Maximizing Time: Philly’s Justin Duerr on constant immersion in music, writing and visual art

Justin Duerr performs with Northern Liberties | photo by Yoni Kroll

You might know Justin Duerr from Resurrect Dead, the award-winning documentary he helped make about Toynbee Tiles, the colorful and mysterious messages embedded in roads in Philadelphia, NYC, and elsewhere. You might know him from his bands, including the long-running ‘ghost punk’ outfit Northern Liberties or the acoustic duo Get the Great Cackler he does with his partner Mandy Katz. You might have seen his one-of-a-kind art on a t-shirt or a show flyer or maybe hanging on your friend’s wall.
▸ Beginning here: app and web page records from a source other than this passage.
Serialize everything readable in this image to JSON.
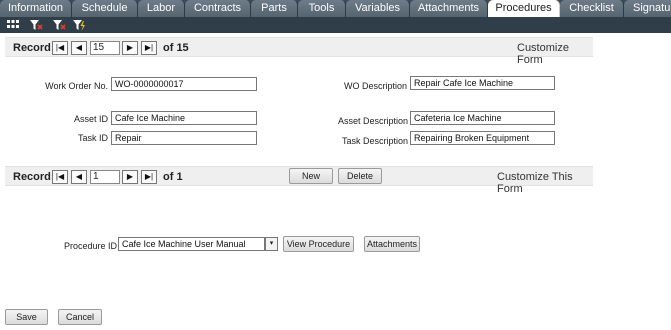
{
  "tabs": [
    "Information",
    "Schedule",
    "Labor",
    "Contracts",
    "Parts",
    "Tools",
    "Variables",
    "Attachments",
    "Procedures",
    "Checklist",
    "Signatur"
  ],
  "active_tab": "Procedures",
  "toolbar_icons": [
    "grid-icon",
    "filter-icon",
    "filter-clear-icon",
    "filter-lightning-icon"
  ],
  "record_bar_top": {
    "label": "Record:",
    "current": "15",
    "of": "of 15",
    "customize": "Customize Form"
  },
  "work_order": {
    "wo_no_label": "Work Order No.",
    "wo_no_value": "WO-0000000017",
    "wo_desc_label": "WO Description",
    "wo_desc_value": "Repair Cafe Ice Machine",
    "asset_id_label": "Asset ID",
    "asset_id_value": "Cafe Ice Machine",
    "asset_desc_label": "Asset Description",
    "asset_desc_value": "Cafeteria Ice Machine",
    "task_id_label": "Task ID",
    "task_id_value": "Repair",
    "task_desc_label": "Task Description",
    "task_desc_value": "Repairing Broken Equipment"
  },
  "record_bar_bottom": {
    "label": "Record:",
    "current": "1",
    "of": "of 1",
    "new_label": "New",
    "delete_label": "Delete",
    "customize": "Customize This Form"
  },
  "procedure": {
    "label": "Procedure ID",
    "value": "Cafe Ice Machine User Manual",
    "view_label": "View Procedure",
    "attachments_label": "Attachments"
  },
  "footer": {
    "save_label": "Save",
    "cancel_label": "Cancel"
  },
  "nav_glyphs": {
    "first": "|◀",
    "prev": "◀",
    "next": "▶",
    "last": "▶|",
    "dropdown": "▾"
  }
}
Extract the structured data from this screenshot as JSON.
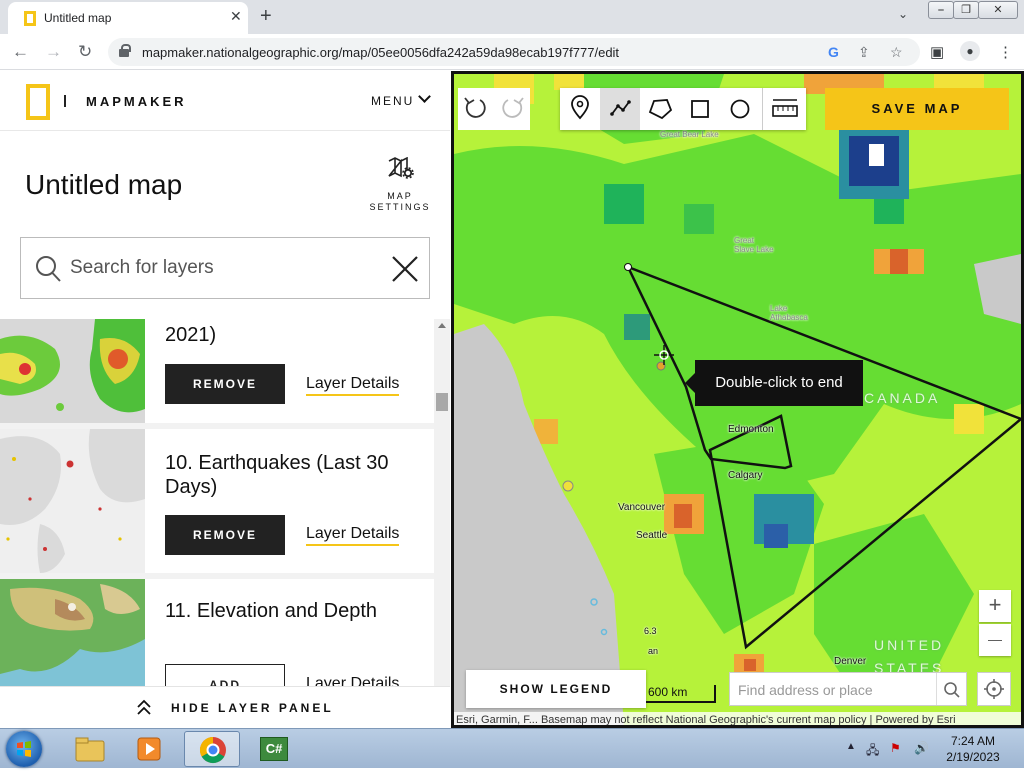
{
  "browser": {
    "tab_title": "Untitled map",
    "tab_close": "✕",
    "new_tab": "+",
    "url": "mapmaker.nationalgeographic.org/map/05ee0056dfa242a59da98ecab197f777/edit",
    "window_buttons": [
      "⎯",
      "❐",
      "✕"
    ]
  },
  "app": {
    "brand": "MAPMAKER",
    "menu_label": "MENU",
    "map_title": "Untitled map",
    "map_settings_label": "MAP\nSETTINGS",
    "search_placeholder": "Search for layers",
    "hide_panel_label": "HIDE LAYER PANEL"
  },
  "layers": [
    {
      "name": "2021)",
      "action_label": "REMOVE",
      "details_label": "Layer Details"
    },
    {
      "name": "10. Earthquakes (Last 30 Days)",
      "action_label": "REMOVE",
      "details_label": "Layer Details"
    },
    {
      "name": "11. Elevation and Depth",
      "action_label": "ADD",
      "details_label": "Layer Details"
    }
  ],
  "map": {
    "save_label": "SAVE MAP",
    "tooltip": "Double-click to end",
    "show_legend_label": "SHOW LEGEND",
    "scale_label": "600 km",
    "address_placeholder": "Find address or place",
    "attribution": "Esri, Garmin, F...     Basemap may not reflect National Geographic's current map policy | Powered by Esri",
    "zoom_in": "+",
    "zoom_out": "—",
    "labels": {
      "canada": "CANADA",
      "united": "UNITED",
      "states": "STATES",
      "edmonton": "Edmonton",
      "calgary": "Calgary",
      "vancouver": "Vancouver",
      "seattle": "Seattle",
      "denver": "Denver",
      "great_bear": "Great Bear Lake",
      "great_slave": "Great Slave Lake",
      "athabasca": "Lake Athabasca",
      "quake_mag": "6.3",
      "partial_an": "an"
    }
  },
  "taskbar": {
    "time": "7:24 AM",
    "date": "2/19/2023",
    "app_label": "C#"
  },
  "colors": {
    "brand_yellow": "#f5c518",
    "map_green": "#66dd33",
    "map_yellowgreen": "#b6f23a"
  },
  "icons": [
    "map-settings-icon",
    "search-icon",
    "close-icon",
    "undo-icon",
    "redo-icon",
    "point-icon",
    "line-icon",
    "polygon-icon",
    "rectangle-icon",
    "circle-icon",
    "measure-icon",
    "locate-icon"
  ]
}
Or you might just have seen Justin intently walking around Philadelphia, tattoos stretching from the side of his head to the tops of his hands – including a portrait of pop singer Cyndi Lauper gracing his left hand – and wondered, “What’s up with that guy?”

Opening Friday at the Magic Gardens on South Street, Time’s Funeral: Drawings and Poems by Justin Duerr is a gallery exhibition including small, stand-alone pieces and huge posters that are part of an on-going storytelling series that Justin has been working on for almost two decades. As an added bonus, he’ll be playing music at the opening night. Continue reading →


Yalla Habibi! Philadelphia’s first ever Middle Eastern punk festival, YallaPunk, starts tonight

Vancouver’s Puzzlehead plays The Barbary during YallaPunk | photo courtesy of the artist

“YallaPunk is a direct response to negative depictions of populations of Middle Eastern and North African descent in mainstream media. This event is meant to highlight creative accomplishments of MENA individuals and serve as a safe space forum for discourse about social issues. The idea is to celebrate music, art, film and other cultural artifacts created by this particular population in an intersectional and inclusive space free from sexism, Islamophobia, transphobia, homophobia, and bigotry.” – From

Even though this is the inaugural YallaPunk, the Middle Eastern and North African (MENA) punk festival happening this weekend at various venues including Johnny Brenda’s and The Barbary, its roots stretch back more than 16 years to Blacksburg, Virginia. Festival organizer Rana Fayez grew up there, a young Arab-American immigrant trying to adjust to a new country. She had been in the United States for just a year when September 11th happened and everything changed.

After a particularly bad altercation with some older classmates who accused her of being complicit with the attacks, “… I thought ever since that people think I’m violent now, people think I’m not a good person. I felt very separated from my peers. I felt very isolated.” She soon found a home in her local punk scene. As she explained, “[Punk] gave me the guts to say: ‘I am who I want to be, not who you tell me to be.’”

Punk wasn’t just loud, angry music and a feeling of rebellion, though that was all very important. According to Fayez, “It was liberating. It was free. Punk rock shows were a sanctuary for me because I could exist [there] and a lot of my friends really accepted me.” Continue reading →


Meet the music makers of the Philadelphia Folk Festival Campground

Philadelphia Folk Festival | photo by Lisa Schaffer |

Hours after Taj Mahal and Keb’ Mo wowed thousands on the main stage at the 56th Annual Philadelphia Folk Festival last weekend, Andy Walko wowed a couple dozen people over in the Hoagie campsite where a pickup band was running through the standards.

Walko isn’t a professional musician. A retired schoolteacher with a lifelong love of music, he’s been coming to Folk Fest for close to four decades and playing upright bass in the immense campgrounds adjacent to the stages for about half that time. It might not seem like he deserves to be mentioned in the same paragraph as the world-famous bluesman Taj Mahal, but Walko is just as important as any other performer at this volunteer-run festival in beautiful Upper Salford, PA. Continue reading →